Structure and flexibility –  life’s polarities. I dance within this flow. I just need to find a bit more space. 

Then I brainstormed a list of ways to change, rearrange, explore. Yoga after work instead of before. Get up earlier. Chat less. Make intentional choices. Then I looked at the Ivy River and wrote this poem:

The Ivy River – Marshall, North Carolina

“Water – tumbling over rocks, repeated patterns of Light and life – graciously unsure of its destination. 

Bubbling, dipping downstream, fanciful flow greeting the air – open to new possibilities. 

Forging forward –  a community creating rhythms – reassurance,  serenity, hope.

Murmuring, ‘I have been here hundreds of thousands of years, resilient, ready for the unknown around the bend.’

Neighbors marvel – moss, mud, pebbles, stumps, sticks, stones – not trying to capture, remember, share, or like – just feeling and being, not wishing for a fellow witness.”

I am right in there with the moss and mud – learning from the Ivy River how to be. Those stumps, sticks, and stones teach a lesson, too.



Running as Transformative Space
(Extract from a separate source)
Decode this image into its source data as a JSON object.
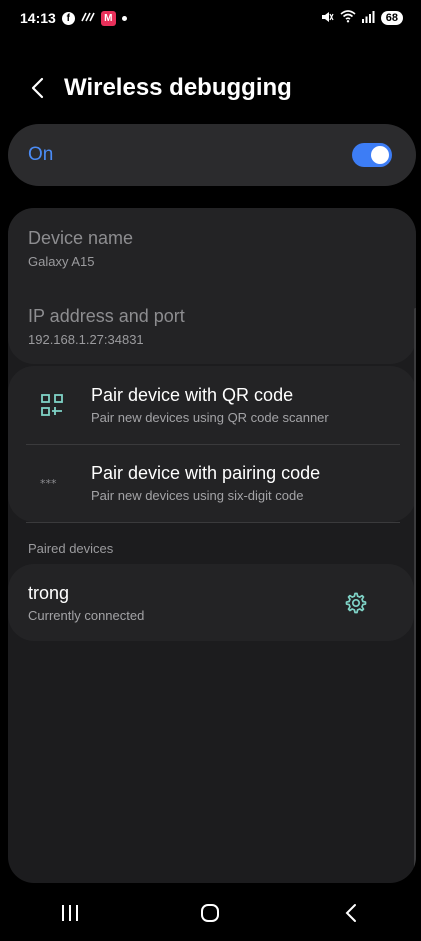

As a solitary or social activity, running sparks transformation – it changes in the way I feel, but more importantly, it changes in the way I think. Others experience this miracle of presence through other means – photography, drawing, painting, biking, music, knitting, serving, swimming, gardening, cooking (I wish).
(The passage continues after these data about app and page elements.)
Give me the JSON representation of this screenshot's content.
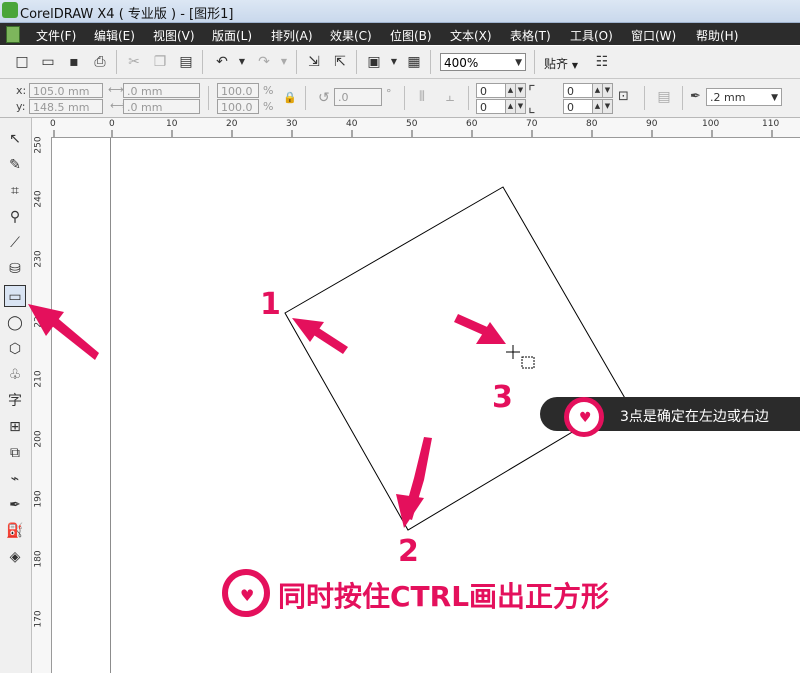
{
  "window": {
    "title": "CorelDRAW X4 ( 专业版 ) - [图形1]"
  },
  "menu": [
    "文件(F)",
    "编辑(E)",
    "视图(V)",
    "版面(L)",
    "排列(A)",
    "效果(C)",
    "位图(B)",
    "文本(X)",
    "表格(T)",
    "工具(O)",
    "窗口(W)",
    "帮助(H)"
  ],
  "toolbar": {
    "zoom": "400%",
    "snap_label": "贴齐"
  },
  "property_bar": {
    "x_label": "x:",
    "y_label": "y:",
    "x_value": "105.0 mm",
    "y_value": "148.5 mm",
    "width_value": ".0 mm",
    "height_value": ".0 mm",
    "scale_x": "100.0",
    "scale_y": "100.0",
    "percent": "%",
    "angle_value": ".0",
    "degree": "°",
    "corner_values": [
      "0",
      "0",
      "0",
      "0"
    ],
    "outline_width": ".2 mm"
  },
  "ruler_h_labels": [
    "0",
    "0",
    "10",
    "20",
    "30",
    "40",
    "50",
    "60",
    "70",
    "80",
    "90",
    "100",
    "110"
  ],
  "ruler_v_labels": [
    "250",
    "240",
    "230",
    "220",
    "210",
    "200",
    "190",
    "180",
    "170"
  ],
  "annotations": {
    "n1": "1",
    "n2": "2",
    "n3": "3",
    "callout": "3点是确定在左边或右边",
    "tip": "同时按住CTRL画出正方形"
  },
  "colors": {
    "accent": "#e4105c",
    "menubar": "#2c2c2c",
    "callout_bg": "#2b2b2b"
  }
}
When our kids were young, running provided me with the time to see the world from their perspectives. When I could not figure out a child’s, especially a teenager’s, motivation, I would put on my Brooks and hit the streets. Out in the open air, different viewpoints would float by as I grasped at underlying meanings and discovered empathy. I’d take the time to remember what it felt like to want to be in charge of my life and to have a parent say “no.” My dad used to say, “We’ll see,” which frustrated because “We’ll see” almost always meant “no.” My dad was smart. He knew things take time to unfold, and that tough decisions often involve waiting and seeing.

I’ve learned to “see” new insights and explore caverns of clarity in the rhythm of steps and breath. “Aha” happens in silent space. When running with friends, the freedom of movement in our synchronous strides ensures security and non-judgment in the safety of “running talk.” The winding routes mimic the processing of our ideas and reactions, no matter how idealistic, wacky, or rudimentary. We work out our minds as we work out our bodies as we work out our purpose. Compassion and understanding resonate through the connection in meditative running, casual conversing. and soul searching.
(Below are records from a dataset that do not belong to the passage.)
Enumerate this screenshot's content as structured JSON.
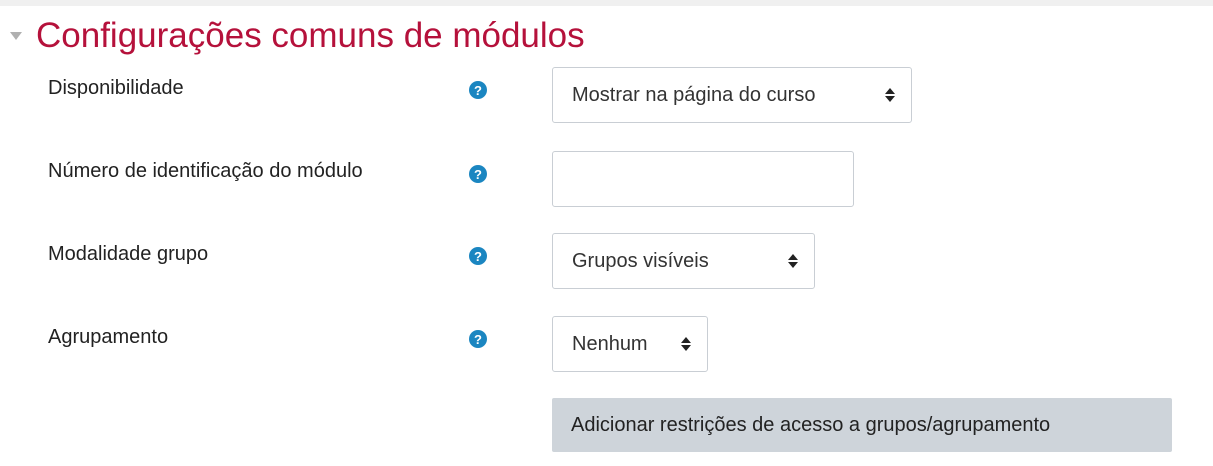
{
  "section": {
    "title": "Configurações comuns de módulos"
  },
  "fields": {
    "availability": {
      "label": "Disponibilidade",
      "value": "Mostrar na página do curso"
    },
    "idnumber": {
      "label": "Número de identificação do módulo",
      "value": ""
    },
    "groupmode": {
      "label": "Modalidade grupo",
      "value": "Grupos visíveis"
    },
    "grouping": {
      "label": "Agrupamento",
      "value": "Nenhum"
    }
  },
  "help_glyph": "?",
  "restrict_button": {
    "label": "Adicionar restrições de acesso a grupos/agrupamento"
  },
  "colors": {
    "title": "#b5113b",
    "help_icon": "#1b86c1",
    "button_bg": "#ced4da"
  }
}
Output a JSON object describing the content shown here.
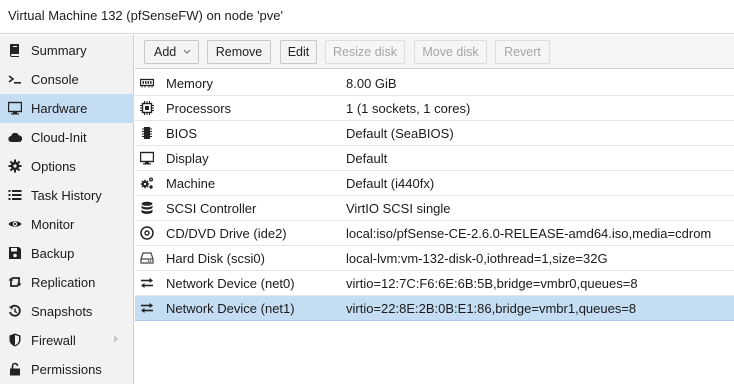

I wish I could bottle the clarity, creativity, and gratitude I feel when I’m out there on the trails and roads.  When I run alone, I write in my head. Like my feet, the clarity is often fleeting – dissipated by the time I unlace my shoes and hustle into the shower to get to the reality of my day. What sustains me after each run is a sense of peace and wholeness. Just because it’s not recorded doesn’t mean it isn’t there. This month, I’m going to try to capture it in words. We’ll see.